The current case presents a new OCT flushing technique. We believe that this technique may be particularly useful in demanding scenarios for OCT imaging, including tortuous vessels, when good flush is needed for exploring distal parts of the artery, or in the setting of frail vessel wall in the presence of dissection. Further studies are needed to confirm the clinical value of this novel technique.
- Bezerra HG, Costa MA, Guagliumi G, Rollins AM, Simon DI. Intracoronary optical coherence tomography: a comprehensive review. JACC Cardiovasc Interv. 2009;2(11):1035-1046.
- Drury AN, Szent-Gyorgyi A. The physiological activity of adenine compounds with especial reference to their action upon the mammalian heart. J Physiol. 1929;68(3):213-223.

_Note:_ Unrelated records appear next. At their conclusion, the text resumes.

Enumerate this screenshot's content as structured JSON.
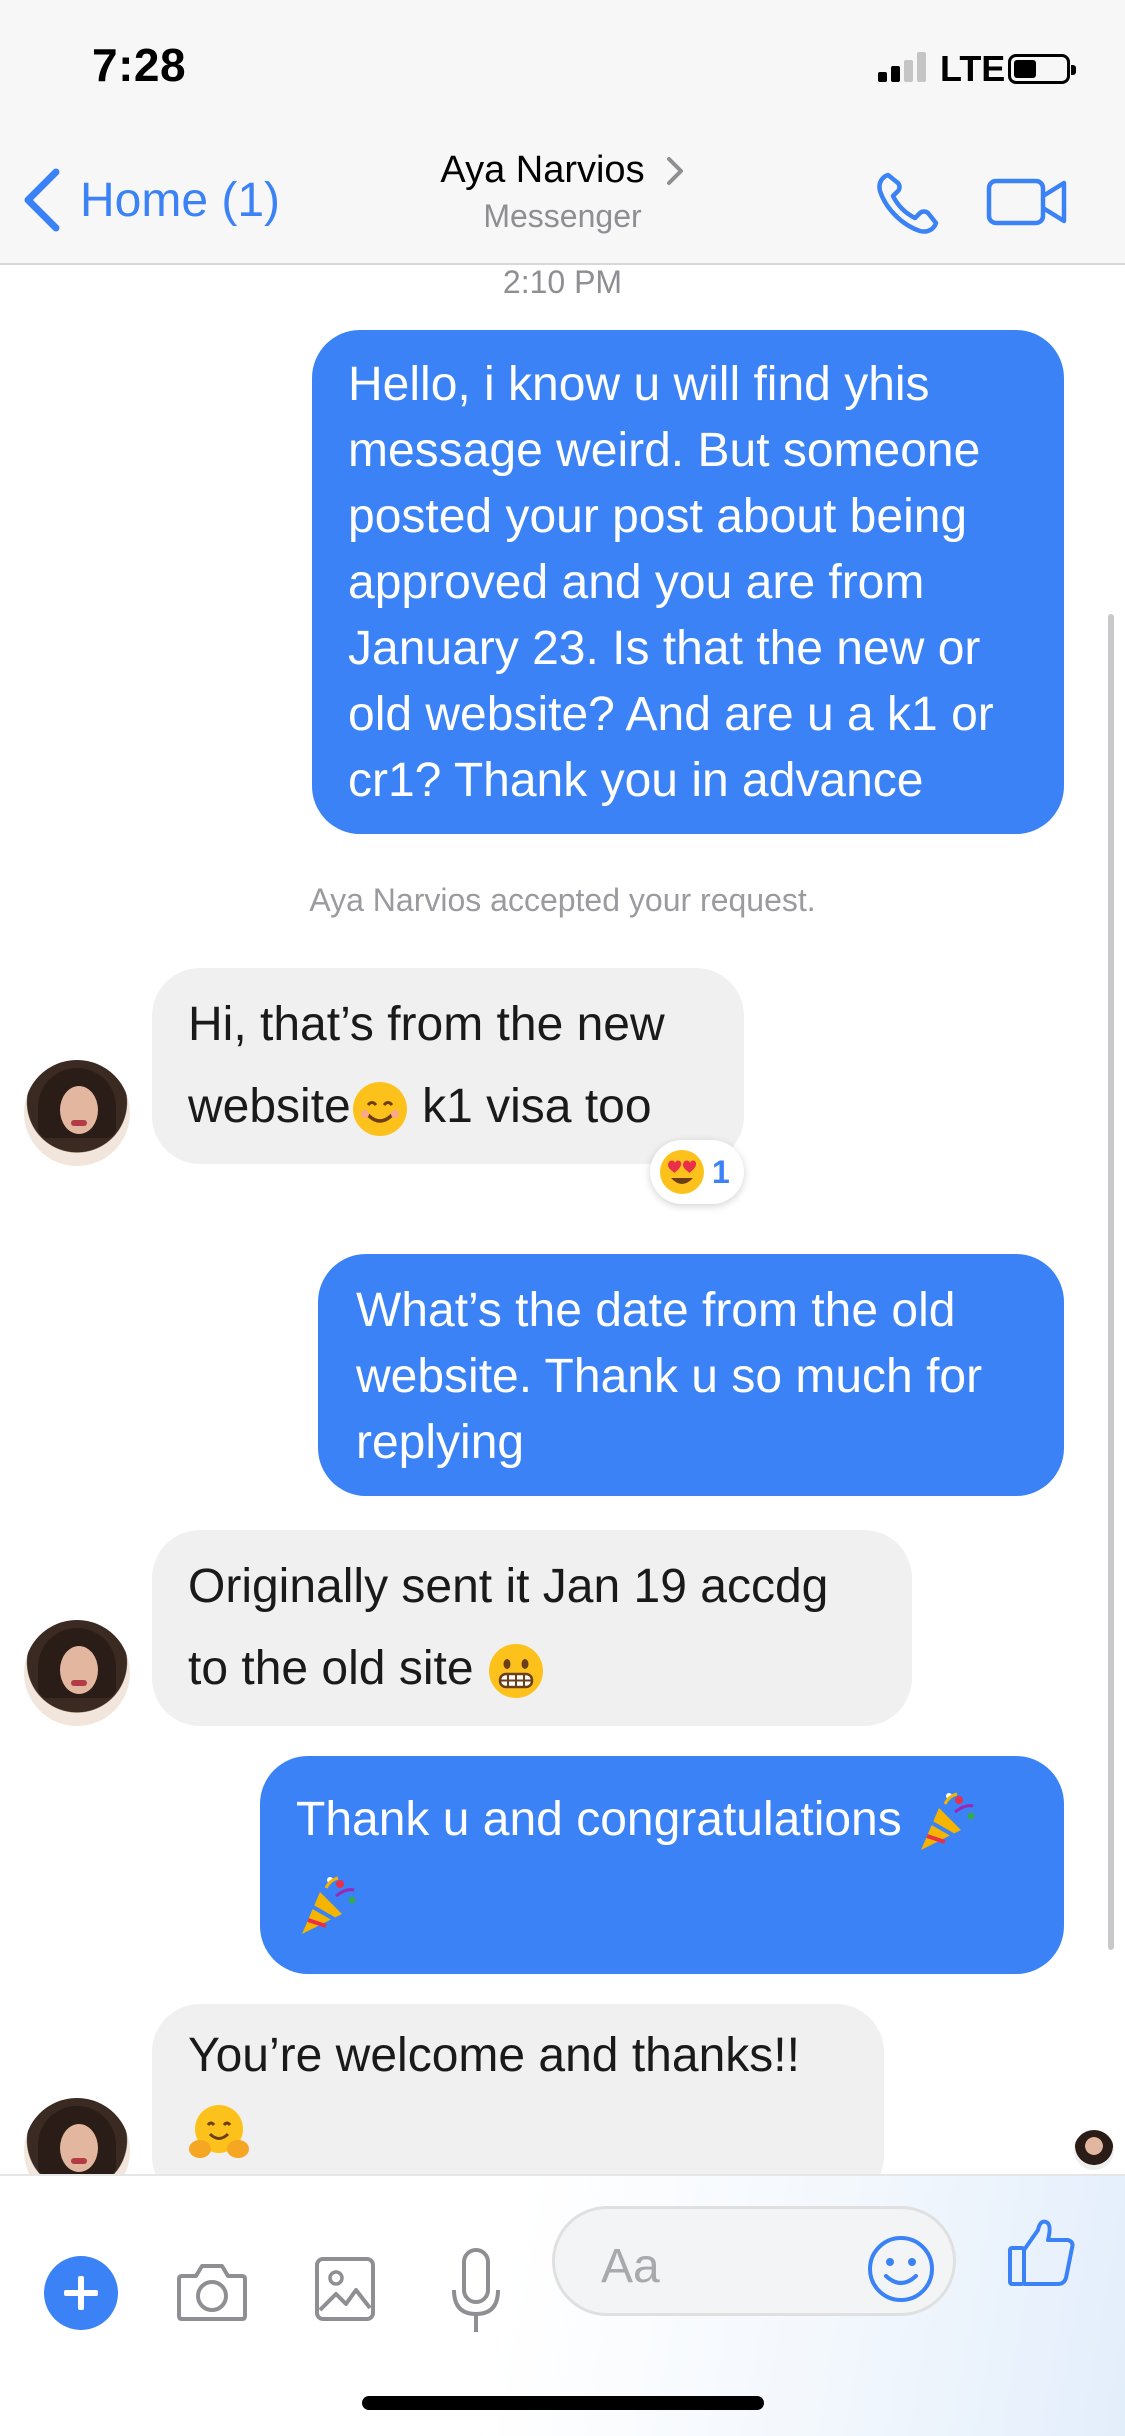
{
  "status_bar": {
    "time": "7:28",
    "network": "LTE"
  },
  "nav": {
    "back_label": "Home (1)",
    "contact_name": "Aya Narvios",
    "contact_subtitle": "Messenger",
    "accent_color": "#3b82f6"
  },
  "conversation": {
    "timestamp": "2:10 PM",
    "system_note": "Aya Narvios accepted your request.",
    "messages": [
      {
        "direction": "outgoing",
        "lines": [
          "Hello, i know u will find yhis",
          "message weird. But someone",
          "posted your post about being",
          "approved and you are from",
          "January 23. Is that the new or",
          "old website? And are u a k1 or",
          "cr1? Thank you in advance"
        ]
      },
      {
        "direction": "incoming",
        "lines": [
          "Hi, that’s from the new",
          "website",
          " k1 visa too"
        ],
        "emoji": "smiling-face-icon"
      },
      {
        "direction": "outgoing",
        "lines": [
          "What’s the date from the old",
          "website. Thank u so much for",
          "replying"
        ]
      },
      {
        "direction": "incoming",
        "lines": [
          "Originally sent it Jan 19 accdg",
          "to the old site"
        ],
        "emoji": "grimacing-face-icon"
      },
      {
        "direction": "outgoing",
        "lines": [
          "Thank u and congratulations"
        ],
        "emoji": "party-popper-icon"
      },
      {
        "direction": "incoming",
        "lines": [
          "You’re welcome and thanks!!"
        ],
        "emoji": "hugging-face-icon"
      }
    ],
    "reaction": {
      "emoji": "heart-eyes-icon",
      "count": "1"
    }
  },
  "composer": {
    "placeholder": "Aa",
    "icons": [
      "plus-icon",
      "camera-icon",
      "gallery-icon",
      "microphone-icon",
      "smiley-icon",
      "thumbs-up-icon"
    ]
  }
}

- Mustafa SJ, Morrison RR, Teng B, Pelleg A. Adenosine receptors and the heart: role in regulation of coronary blood flow and cardiac electrophysiology. Handb Exp Pharmacol. 2009;(193):161-188.
- Gorlin R. Regulation of coronary blood flow. Br Heart J. 1971;33(Suppl):9-I4.
- Estes EH Jr, Entman ML, Dixon HB II, Hackel DB. The vascular supply of the left ventricular wall. Am Heart J. 1966;71(1):58-67.
- Leone AM, Porto I, De Caterina AR, et al. Intracoronary adenosine versus intracoronary sodium nitroprusside versus intravenous adenosine: the NASCI (Nitroprussiato Versus Adenosina nelle Stenosi Coronariche Intermedie) study. JACC Cardiovasc Interv. 2012;5(4):402-408.
From the 1Clinical Center Kragujevac, Cardiology Department, Kragujevac, Serbia; 2Faculty of Medical Sciences, University of Kragujevac, Kragujevac, Serbia; and 3 Clinical Hospital Center Zemun, Cardiology Department, Faculty of Medicine, University of Belgrade, Belgrade, Serbia.
Disclosure: The authors have completed and returned the ICMJE Form for Disclosure of Potential Conflicts of Interest. The authors report no conflicts of interest regarding the content herein.
Manuscript submitted April 14, 2014, final version accepted April 21, 2014.
Address for correspondence: Miodrag Sreckovic, Kumanovska 5/4, 34000 Kragujevac, Serbia. Email: email@example.com